The U.S. Postal Service said in court Wednesday that it did sweep its facilities for any undelivered ballots Tuesday in key battleground states despite not complying with a court-ordered deadline to do so—but a federal judge warned that USPS will likely face consequences for ignoring the “very important court order” on Election Day, and ordered the agency to sweep for ballots in Texas Wednesday before the state’s mail-in ballot deadline.
Department of Justice lawyers representing USPS said at a status conference Wednesday afternoon there “wasn’t enough time” to get postal inspectors to postal facilities by 3 p.m. as the court had demanded, but that the sweeps themselves happened “even if the timing did not.”
Sullivan, however, said he was “not pleased about” USPS not following the court order and the agency should have told the court they wouldn’t be able to comply with the order before the deadline so he could adjust it, saying the agency’s lack of compliance “leaves a bad taste in everyone’s mouth.”

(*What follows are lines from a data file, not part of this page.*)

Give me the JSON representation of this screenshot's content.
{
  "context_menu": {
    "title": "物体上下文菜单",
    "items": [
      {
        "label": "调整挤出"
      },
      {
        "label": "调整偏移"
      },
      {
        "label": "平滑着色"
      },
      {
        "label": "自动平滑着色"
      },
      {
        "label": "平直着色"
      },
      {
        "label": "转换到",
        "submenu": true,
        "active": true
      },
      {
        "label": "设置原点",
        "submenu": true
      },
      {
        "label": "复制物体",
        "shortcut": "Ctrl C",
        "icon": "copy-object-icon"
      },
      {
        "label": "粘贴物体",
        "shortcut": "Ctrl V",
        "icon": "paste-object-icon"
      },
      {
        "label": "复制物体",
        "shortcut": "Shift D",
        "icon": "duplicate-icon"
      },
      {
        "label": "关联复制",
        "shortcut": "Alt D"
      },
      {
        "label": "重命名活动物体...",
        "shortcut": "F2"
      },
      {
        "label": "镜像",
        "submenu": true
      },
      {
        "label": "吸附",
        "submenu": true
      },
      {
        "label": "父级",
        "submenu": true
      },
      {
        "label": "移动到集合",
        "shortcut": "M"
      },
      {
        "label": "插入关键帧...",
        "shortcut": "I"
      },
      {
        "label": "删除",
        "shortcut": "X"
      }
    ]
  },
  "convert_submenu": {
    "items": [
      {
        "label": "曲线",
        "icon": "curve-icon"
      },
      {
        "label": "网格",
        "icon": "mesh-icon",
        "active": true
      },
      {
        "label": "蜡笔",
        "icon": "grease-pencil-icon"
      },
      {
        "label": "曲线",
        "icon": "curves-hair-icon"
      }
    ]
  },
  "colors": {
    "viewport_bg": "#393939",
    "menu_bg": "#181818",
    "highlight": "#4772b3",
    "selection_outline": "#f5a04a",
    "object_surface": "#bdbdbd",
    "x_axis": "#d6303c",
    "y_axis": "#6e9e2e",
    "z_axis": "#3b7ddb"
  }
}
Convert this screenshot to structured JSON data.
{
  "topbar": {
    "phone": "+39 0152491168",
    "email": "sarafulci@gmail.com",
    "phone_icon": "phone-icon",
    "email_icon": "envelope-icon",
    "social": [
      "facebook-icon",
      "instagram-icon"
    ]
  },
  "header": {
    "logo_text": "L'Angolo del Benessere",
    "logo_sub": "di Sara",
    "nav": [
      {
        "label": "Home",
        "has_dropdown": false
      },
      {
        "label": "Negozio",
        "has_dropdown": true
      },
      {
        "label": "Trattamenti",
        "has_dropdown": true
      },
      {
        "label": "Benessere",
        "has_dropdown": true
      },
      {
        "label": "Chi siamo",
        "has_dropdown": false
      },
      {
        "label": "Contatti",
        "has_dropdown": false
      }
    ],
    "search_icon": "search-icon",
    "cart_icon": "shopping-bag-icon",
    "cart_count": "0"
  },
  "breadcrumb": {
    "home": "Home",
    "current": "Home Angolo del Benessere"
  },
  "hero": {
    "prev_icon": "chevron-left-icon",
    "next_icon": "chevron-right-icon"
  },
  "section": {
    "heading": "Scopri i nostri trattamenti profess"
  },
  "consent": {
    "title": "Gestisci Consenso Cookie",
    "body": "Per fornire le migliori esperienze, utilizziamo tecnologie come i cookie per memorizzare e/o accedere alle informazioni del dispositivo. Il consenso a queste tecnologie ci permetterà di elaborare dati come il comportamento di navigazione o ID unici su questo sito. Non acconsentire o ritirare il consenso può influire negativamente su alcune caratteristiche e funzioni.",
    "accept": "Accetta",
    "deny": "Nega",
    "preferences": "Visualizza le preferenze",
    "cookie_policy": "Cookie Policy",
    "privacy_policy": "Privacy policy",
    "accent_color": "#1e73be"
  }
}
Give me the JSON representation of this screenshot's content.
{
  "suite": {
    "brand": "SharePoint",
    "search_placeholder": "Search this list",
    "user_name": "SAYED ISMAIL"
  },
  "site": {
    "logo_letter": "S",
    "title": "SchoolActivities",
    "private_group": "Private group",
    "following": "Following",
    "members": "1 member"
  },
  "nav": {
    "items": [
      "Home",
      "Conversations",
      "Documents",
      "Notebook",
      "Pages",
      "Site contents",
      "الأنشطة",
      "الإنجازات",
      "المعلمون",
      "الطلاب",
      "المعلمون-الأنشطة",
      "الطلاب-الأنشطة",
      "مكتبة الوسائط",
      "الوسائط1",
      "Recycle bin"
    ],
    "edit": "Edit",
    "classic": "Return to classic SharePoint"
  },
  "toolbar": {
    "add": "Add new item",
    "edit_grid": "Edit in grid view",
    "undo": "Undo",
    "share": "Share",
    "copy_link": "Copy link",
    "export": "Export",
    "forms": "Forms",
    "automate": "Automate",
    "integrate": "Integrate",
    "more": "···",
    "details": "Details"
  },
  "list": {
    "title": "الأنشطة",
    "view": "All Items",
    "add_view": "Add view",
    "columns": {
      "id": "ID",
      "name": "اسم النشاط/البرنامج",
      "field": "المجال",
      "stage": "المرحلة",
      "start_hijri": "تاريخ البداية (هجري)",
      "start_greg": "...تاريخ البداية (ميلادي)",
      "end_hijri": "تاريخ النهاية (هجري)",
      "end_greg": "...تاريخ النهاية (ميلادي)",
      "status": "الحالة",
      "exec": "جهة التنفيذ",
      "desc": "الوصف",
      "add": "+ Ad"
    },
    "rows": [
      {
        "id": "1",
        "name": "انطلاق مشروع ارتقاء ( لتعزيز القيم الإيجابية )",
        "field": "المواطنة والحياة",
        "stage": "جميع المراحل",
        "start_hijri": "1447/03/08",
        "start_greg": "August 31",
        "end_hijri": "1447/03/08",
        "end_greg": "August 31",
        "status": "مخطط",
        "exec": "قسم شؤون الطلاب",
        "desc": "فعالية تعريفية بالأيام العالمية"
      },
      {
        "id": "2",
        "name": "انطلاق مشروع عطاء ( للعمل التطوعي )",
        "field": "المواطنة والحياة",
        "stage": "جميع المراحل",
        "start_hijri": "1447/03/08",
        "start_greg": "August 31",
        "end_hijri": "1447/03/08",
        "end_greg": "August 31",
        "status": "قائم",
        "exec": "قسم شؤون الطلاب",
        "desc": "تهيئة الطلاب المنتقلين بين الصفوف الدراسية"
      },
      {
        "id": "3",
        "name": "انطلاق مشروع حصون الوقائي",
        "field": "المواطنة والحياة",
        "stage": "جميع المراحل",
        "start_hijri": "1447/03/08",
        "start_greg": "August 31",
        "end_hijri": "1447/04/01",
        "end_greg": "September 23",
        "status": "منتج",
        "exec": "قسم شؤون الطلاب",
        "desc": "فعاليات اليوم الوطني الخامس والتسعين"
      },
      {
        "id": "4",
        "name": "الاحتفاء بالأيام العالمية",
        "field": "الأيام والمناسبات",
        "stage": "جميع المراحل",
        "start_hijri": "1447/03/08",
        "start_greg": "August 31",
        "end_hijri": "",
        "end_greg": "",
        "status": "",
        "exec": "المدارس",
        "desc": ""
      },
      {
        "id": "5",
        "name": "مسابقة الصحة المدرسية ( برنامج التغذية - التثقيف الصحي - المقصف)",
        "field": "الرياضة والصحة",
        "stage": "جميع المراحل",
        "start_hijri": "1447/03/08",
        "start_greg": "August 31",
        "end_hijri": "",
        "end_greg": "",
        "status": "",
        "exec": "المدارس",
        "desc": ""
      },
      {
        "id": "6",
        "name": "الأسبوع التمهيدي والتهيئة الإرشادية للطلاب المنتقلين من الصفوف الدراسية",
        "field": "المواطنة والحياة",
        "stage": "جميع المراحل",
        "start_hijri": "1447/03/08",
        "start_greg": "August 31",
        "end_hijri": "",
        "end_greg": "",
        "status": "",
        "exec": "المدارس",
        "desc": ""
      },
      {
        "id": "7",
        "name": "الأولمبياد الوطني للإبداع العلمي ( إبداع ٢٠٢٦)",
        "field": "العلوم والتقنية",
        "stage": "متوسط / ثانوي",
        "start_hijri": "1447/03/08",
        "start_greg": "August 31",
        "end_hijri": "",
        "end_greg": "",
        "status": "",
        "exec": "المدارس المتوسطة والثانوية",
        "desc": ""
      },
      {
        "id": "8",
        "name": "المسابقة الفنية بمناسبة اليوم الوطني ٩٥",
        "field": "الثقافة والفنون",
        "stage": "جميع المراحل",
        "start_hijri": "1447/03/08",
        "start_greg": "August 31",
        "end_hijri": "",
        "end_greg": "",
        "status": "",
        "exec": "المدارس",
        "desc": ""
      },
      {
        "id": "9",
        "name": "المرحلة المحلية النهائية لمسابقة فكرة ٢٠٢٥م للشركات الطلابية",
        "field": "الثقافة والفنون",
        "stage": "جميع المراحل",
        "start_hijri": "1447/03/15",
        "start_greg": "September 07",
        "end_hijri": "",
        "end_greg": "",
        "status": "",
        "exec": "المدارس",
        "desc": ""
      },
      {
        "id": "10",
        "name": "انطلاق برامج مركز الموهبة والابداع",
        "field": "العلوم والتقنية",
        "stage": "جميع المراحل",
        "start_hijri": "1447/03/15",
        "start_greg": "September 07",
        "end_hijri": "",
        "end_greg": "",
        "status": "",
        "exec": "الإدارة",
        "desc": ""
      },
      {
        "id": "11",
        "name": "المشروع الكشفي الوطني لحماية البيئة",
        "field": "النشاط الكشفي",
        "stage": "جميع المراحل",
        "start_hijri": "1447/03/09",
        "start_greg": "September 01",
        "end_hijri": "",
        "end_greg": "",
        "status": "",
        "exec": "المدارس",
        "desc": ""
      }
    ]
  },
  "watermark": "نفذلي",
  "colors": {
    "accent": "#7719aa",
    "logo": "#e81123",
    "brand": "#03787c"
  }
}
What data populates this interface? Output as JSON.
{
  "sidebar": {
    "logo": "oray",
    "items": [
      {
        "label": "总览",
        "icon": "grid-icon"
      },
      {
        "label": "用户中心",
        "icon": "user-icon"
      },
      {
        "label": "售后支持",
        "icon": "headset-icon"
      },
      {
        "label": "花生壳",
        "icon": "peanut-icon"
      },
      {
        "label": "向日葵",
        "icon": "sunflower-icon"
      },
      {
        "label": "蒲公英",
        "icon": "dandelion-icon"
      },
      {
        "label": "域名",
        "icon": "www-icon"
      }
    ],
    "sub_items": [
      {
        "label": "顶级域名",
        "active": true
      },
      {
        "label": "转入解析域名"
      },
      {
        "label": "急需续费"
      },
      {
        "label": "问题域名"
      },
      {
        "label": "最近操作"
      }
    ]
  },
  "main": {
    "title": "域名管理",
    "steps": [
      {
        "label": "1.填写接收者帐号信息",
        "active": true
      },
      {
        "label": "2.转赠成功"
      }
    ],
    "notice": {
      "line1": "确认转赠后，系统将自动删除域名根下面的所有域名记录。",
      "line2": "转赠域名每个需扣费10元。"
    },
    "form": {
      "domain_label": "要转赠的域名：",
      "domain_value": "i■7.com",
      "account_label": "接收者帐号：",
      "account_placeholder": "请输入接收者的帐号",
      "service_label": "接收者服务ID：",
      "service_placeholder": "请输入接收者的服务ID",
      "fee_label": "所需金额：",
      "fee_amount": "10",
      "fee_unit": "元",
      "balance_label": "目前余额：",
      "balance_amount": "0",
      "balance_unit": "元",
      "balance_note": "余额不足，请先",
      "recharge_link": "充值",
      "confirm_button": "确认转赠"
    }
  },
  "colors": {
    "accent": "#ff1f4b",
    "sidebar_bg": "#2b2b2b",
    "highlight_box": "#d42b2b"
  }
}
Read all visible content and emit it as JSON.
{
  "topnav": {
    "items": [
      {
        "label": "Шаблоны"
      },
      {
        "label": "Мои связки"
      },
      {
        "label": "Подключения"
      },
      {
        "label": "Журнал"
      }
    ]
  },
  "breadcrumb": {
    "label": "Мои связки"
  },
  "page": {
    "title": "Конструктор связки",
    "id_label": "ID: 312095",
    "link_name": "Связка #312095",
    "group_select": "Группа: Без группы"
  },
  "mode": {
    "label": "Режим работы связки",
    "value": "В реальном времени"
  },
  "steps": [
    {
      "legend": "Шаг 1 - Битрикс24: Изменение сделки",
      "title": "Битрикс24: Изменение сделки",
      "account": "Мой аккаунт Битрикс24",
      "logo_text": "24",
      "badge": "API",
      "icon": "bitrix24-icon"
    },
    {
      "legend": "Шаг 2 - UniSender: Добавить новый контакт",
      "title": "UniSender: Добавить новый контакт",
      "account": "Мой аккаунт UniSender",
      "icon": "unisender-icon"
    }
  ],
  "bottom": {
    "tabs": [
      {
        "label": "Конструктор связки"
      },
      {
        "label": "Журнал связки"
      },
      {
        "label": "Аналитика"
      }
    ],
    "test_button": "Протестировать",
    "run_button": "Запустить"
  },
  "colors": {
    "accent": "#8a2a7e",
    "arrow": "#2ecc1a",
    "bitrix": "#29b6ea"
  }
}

Sullivan said “someone might have a price to pay” for defying the court order and his concerns about the USPS “[start] at the top of the food chain,” suggesting he will ultimately depose Postmaster General Louis DeJoy to testify before the court.